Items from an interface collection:
+--

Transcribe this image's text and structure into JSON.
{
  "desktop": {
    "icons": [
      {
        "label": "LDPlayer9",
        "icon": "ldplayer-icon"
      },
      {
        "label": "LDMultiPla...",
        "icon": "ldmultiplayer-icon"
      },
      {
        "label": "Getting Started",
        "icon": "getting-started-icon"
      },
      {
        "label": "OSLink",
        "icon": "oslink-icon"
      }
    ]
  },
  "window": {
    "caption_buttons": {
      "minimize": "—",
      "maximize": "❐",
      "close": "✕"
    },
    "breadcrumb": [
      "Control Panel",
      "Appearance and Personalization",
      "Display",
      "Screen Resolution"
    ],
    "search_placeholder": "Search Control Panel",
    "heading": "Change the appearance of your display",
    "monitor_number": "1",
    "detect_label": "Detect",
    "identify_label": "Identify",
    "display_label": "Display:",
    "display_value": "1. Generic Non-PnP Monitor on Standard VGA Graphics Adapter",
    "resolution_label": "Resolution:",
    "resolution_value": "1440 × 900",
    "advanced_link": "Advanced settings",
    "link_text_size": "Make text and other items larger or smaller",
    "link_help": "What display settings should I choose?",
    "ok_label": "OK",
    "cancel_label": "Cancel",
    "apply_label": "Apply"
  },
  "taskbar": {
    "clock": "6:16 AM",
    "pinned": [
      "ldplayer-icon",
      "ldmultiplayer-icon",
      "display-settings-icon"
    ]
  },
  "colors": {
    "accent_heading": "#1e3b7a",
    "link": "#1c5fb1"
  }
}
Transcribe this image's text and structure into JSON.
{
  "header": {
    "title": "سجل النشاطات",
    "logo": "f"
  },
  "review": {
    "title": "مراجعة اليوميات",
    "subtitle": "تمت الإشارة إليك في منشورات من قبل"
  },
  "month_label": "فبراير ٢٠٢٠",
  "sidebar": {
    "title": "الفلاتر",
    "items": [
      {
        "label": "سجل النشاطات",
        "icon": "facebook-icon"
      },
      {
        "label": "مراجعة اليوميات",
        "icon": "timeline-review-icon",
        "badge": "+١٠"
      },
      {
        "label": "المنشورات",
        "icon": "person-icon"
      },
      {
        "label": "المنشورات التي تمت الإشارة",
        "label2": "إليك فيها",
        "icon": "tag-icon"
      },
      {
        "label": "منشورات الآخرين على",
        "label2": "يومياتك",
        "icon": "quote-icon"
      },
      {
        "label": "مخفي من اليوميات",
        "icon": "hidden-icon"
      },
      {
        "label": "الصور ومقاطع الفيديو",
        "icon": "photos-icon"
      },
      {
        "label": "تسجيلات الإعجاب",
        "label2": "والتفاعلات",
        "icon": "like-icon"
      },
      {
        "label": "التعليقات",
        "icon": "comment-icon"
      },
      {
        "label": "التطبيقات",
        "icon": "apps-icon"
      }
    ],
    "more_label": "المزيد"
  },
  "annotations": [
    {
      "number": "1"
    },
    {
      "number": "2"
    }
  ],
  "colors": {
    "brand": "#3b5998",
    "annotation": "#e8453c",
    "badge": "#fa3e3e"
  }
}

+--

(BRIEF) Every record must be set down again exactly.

(RESULT FOR THIS EXERCISE)
Transcribe this image's text and structure into JSON.
{
  "desktop": {
    "icons": [
      {
        "label": "LDPlayer9",
        "icon": "ldplayer-icon"
      },
      {
        "label": "LDMultiPla...",
        "icon": "ldmultiplayer-icon"
      },
      {
        "label": "Getting Started",
        "icon": "getting-started-icon"
      },
      {
        "label": "OSLink",
        "icon": "oslink-icon"
      }
    ]
  },
  "window": {
    "caption_buttons": {
      "minimize": "—",
      "maximize": "❐",
      "close": "✕"
    },
    "breadcrumb": [
      "Control Panel",
      "Appearance and Personalization",
      "Display",
      "Screen Resolution"
    ],
    "search_placeholder": "Search Control Panel",
    "heading": "Change the appearance of your display",
    "monitor_number": "1",
    "detect_label": "Detect",
    "identify_label": "Identify",
    "display_label": "Display:",
    "display_value": "1. Generic Non-PnP Monitor on Standard VGA Graphics Adapter",
    "resolution_label": "Resolution:",
    "resolution_value": "1440 × 900",
    "advanced_link": "Advanced settings",
    "link_text_size": "Make text and other items larger or smaller",
    "link_help": "What display settings should I choose?",
    "ok_label": "OK",
    "cancel_label": "Cancel",
    "apply_label": "Apply"
  },
  "taskbar": {
    "clock": "6:16 AM",
    "pinned": [
      "ldplayer-icon",
      "ldmultiplayer-icon",
      "display-settings-icon"
    ]
  },
  "colors": {
    "accent_heading": "#1e3b7a",
    "link": "#1c5fb1"
  }
}
Transcribe this image's text and structure into JSON.
{
  "header": {
    "title": "سجل النشاطات",
    "logo": "f"
  },
  "review": {
    "title": "مراجعة اليوميات",
    "subtitle": "تمت الإشارة إليك في منشورات من قبل"
  },
  "month_label": "فبراير ٢٠٢٠",
  "sidebar": {
    "title": "الفلاتر",
    "items": [
      {
        "label": "سجل النشاطات",
        "icon": "facebook-icon"
      },
      {
        "label": "مراجعة اليوميات",
        "icon": "timeline-review-icon",
        "badge": "+١٠"
      },
      {
        "label": "المنشورات",
        "icon": "person-icon"
      },
      {
        "label": "المنشورات التي تمت الإشارة",
        "label2": "إليك فيها",
        "icon": "tag-icon"
      },
      {
        "label": "منشورات الآخرين على",
        "label2": "يومياتك",
        "icon": "quote-icon"
      },
      {
        "label": "مخفي من اليوميات",
        "icon": "hidden-icon"
      },
      {
        "label": "الصور ومقاطع الفيديو",
        "icon": "photos-icon"
      },
      {
        "label": "تسجيلات الإعجاب",
        "label2": "والتفاعلات",
        "icon": "like-icon"
      },
      {
        "label": "التعليقات",
        "icon": "comment-icon"
      },
      {
        "label": "التطبيقات",
        "icon": "apps-icon"
      }
    ],
    "more_label": "المزيد"
  },
  "annotations": [
    {
      "number": "1"
    },
    {
      "number": "2"
    }
  ],
  "colors": {
    "brand": "#3b5998",
    "annotation": "#e8453c",
    "badge": "#fa3e3e"
  }
}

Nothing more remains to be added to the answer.